(Web page and app entries)
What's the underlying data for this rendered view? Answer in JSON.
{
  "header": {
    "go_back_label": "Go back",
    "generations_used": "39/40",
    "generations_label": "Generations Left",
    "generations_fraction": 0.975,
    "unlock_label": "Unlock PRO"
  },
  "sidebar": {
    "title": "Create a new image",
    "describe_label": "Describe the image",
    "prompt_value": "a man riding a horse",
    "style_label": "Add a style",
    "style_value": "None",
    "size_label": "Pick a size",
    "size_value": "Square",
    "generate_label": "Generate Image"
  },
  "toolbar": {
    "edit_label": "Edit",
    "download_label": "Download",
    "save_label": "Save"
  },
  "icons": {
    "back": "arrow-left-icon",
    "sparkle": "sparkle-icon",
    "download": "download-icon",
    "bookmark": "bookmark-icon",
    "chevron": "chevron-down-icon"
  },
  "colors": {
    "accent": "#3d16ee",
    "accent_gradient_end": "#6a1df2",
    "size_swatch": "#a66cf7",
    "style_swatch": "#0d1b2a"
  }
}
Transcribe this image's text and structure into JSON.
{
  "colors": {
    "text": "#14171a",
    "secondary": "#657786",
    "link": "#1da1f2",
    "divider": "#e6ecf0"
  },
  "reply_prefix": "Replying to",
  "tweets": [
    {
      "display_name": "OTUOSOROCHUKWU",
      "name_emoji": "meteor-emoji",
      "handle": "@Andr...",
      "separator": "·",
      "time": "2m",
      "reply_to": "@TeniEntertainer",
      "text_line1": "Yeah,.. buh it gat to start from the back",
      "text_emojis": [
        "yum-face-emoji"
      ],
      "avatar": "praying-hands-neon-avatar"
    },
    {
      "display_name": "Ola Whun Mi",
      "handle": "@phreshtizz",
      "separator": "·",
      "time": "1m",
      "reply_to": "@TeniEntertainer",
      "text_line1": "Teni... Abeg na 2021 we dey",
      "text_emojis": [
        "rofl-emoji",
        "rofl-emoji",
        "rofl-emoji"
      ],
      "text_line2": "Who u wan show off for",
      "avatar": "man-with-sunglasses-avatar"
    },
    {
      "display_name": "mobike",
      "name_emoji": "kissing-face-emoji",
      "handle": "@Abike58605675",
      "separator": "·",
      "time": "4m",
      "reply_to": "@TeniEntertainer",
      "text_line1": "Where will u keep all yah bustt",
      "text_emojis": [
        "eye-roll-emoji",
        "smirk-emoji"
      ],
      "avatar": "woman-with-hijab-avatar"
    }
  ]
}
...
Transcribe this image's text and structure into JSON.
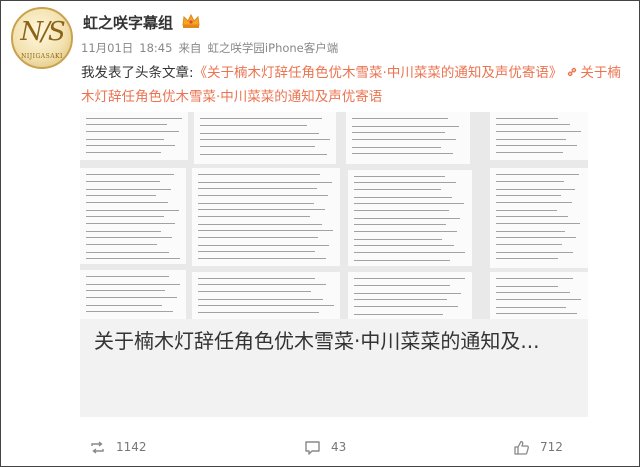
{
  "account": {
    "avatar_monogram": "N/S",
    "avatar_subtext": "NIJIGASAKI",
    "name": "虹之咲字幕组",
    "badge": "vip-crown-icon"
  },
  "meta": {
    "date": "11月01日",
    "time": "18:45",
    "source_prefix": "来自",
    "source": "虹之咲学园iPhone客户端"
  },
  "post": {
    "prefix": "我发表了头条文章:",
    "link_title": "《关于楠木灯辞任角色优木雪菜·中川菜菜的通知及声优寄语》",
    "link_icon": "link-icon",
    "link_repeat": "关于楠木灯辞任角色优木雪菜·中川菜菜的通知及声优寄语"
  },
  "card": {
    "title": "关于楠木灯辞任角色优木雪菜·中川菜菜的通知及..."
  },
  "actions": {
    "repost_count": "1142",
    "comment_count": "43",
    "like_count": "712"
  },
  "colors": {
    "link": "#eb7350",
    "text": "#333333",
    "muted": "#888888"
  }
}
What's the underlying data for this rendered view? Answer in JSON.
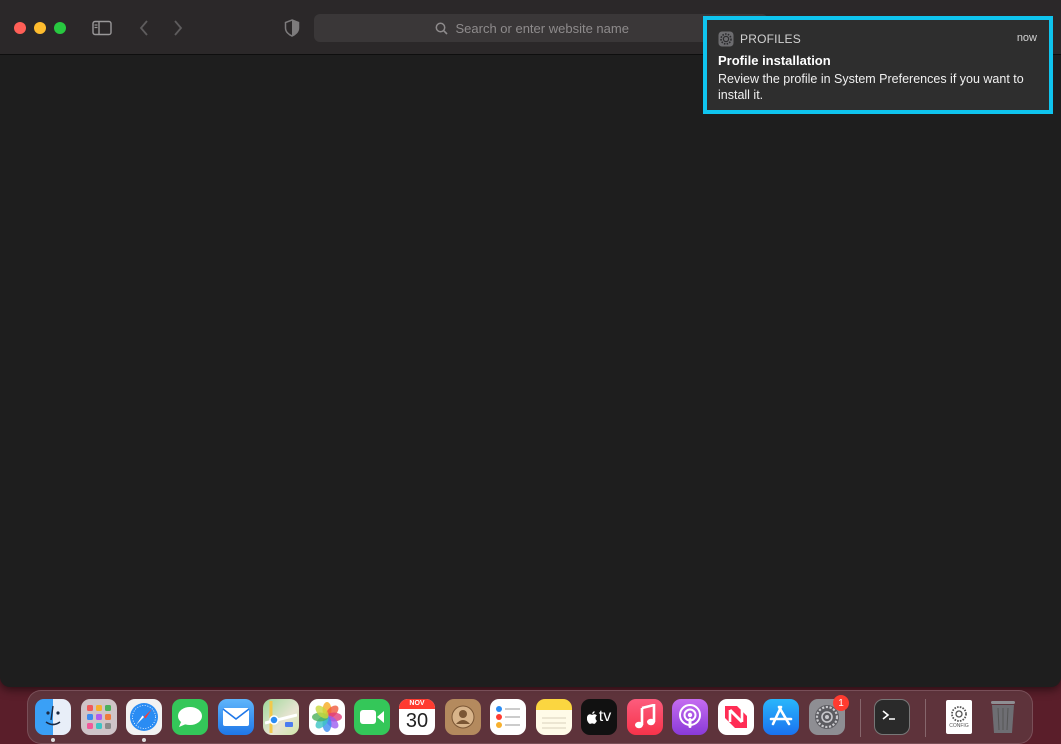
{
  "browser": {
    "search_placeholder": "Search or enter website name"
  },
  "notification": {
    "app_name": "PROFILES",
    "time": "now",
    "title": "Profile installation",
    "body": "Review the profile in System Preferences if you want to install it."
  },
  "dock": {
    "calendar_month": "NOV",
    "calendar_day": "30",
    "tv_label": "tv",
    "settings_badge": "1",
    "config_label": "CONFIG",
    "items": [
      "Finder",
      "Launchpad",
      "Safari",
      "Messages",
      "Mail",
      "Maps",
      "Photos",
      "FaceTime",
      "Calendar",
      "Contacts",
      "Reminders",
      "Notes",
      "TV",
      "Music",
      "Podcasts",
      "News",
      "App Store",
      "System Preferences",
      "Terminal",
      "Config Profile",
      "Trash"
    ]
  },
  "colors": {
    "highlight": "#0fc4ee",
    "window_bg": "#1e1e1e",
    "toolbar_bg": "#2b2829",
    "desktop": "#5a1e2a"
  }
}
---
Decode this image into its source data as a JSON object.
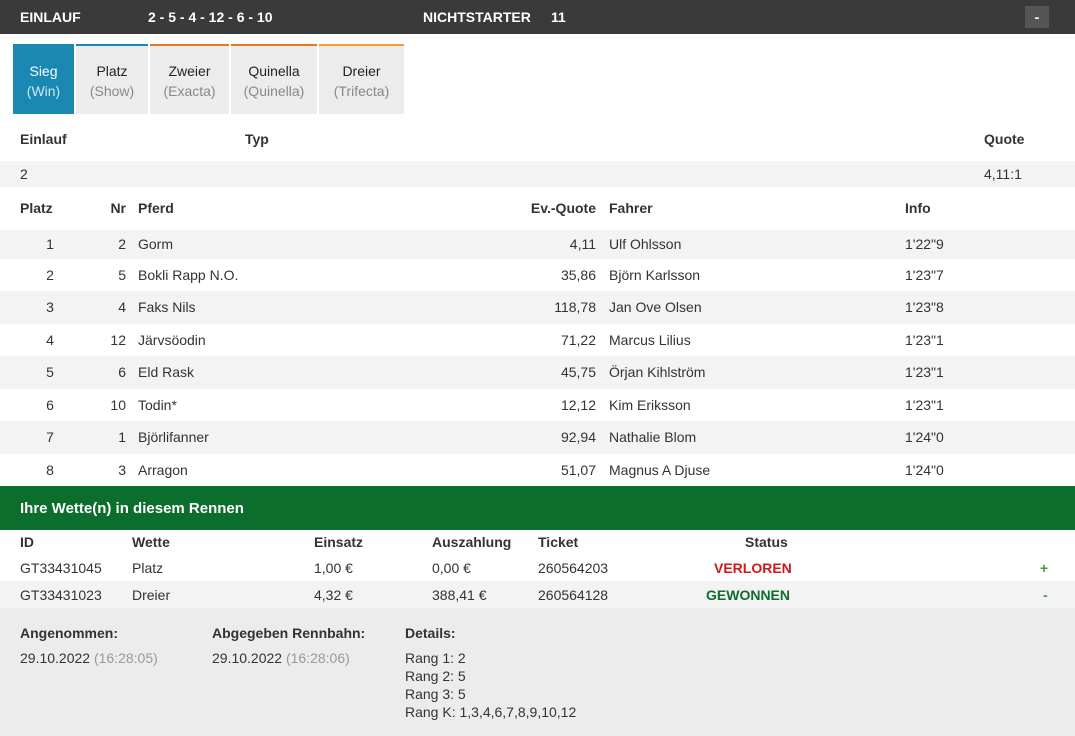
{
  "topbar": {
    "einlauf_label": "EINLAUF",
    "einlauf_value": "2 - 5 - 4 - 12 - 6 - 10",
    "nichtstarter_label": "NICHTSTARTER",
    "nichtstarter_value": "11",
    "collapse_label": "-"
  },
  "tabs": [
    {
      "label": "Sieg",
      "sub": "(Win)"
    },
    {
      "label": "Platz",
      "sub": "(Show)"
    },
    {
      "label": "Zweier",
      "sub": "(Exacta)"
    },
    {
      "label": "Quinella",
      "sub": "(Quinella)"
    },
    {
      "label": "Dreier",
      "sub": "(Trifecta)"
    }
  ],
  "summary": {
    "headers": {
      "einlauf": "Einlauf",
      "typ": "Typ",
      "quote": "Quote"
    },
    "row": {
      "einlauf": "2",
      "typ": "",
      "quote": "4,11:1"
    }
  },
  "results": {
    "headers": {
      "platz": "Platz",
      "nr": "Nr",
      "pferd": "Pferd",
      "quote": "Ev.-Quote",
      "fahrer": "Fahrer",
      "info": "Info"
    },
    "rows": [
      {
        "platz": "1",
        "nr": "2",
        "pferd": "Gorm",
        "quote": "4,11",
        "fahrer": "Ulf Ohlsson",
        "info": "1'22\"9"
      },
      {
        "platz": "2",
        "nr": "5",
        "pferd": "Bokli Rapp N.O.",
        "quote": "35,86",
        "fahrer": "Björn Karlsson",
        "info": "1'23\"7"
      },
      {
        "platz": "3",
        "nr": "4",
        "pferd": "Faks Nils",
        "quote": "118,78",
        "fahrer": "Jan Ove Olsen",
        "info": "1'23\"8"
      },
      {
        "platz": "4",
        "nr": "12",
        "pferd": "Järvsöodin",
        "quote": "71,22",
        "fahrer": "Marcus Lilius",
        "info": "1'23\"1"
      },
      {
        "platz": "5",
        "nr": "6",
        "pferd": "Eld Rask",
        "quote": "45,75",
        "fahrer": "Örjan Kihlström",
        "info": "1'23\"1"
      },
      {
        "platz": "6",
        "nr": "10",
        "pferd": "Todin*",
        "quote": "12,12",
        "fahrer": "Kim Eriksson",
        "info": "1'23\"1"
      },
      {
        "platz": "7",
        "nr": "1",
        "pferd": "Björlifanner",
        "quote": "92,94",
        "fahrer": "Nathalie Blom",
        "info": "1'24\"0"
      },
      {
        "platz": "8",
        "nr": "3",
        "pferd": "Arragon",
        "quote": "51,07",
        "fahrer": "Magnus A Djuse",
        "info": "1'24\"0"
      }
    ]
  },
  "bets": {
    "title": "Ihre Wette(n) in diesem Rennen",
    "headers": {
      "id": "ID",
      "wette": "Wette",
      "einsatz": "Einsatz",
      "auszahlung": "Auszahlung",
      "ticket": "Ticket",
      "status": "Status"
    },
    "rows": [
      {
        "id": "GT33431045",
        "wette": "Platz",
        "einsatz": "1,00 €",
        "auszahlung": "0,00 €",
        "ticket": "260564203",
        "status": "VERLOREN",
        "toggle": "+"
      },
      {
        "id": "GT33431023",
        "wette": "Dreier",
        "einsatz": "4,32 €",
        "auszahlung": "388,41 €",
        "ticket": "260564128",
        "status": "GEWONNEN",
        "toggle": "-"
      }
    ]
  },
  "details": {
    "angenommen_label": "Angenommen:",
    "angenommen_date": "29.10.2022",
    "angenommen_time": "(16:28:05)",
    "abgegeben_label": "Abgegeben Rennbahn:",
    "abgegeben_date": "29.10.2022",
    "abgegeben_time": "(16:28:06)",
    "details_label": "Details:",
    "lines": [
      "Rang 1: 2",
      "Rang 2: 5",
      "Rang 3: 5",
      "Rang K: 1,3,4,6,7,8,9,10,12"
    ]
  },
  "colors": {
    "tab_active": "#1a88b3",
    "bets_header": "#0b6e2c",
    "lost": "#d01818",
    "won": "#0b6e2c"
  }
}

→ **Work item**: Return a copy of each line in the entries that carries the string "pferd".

→ **Problem solution**:
      "pferd": "Pferd",
        "pferd": "Gorm",
        "pferd": "Bokli Rapp N.O.",
        "pferd": "Faks Nils",
        "pferd": "Järvsöodin",
        "pferd": "Eld Rask",
        "pferd": "Todin*",
        "pferd": "Björlifanner",
        "pferd": "Arragon",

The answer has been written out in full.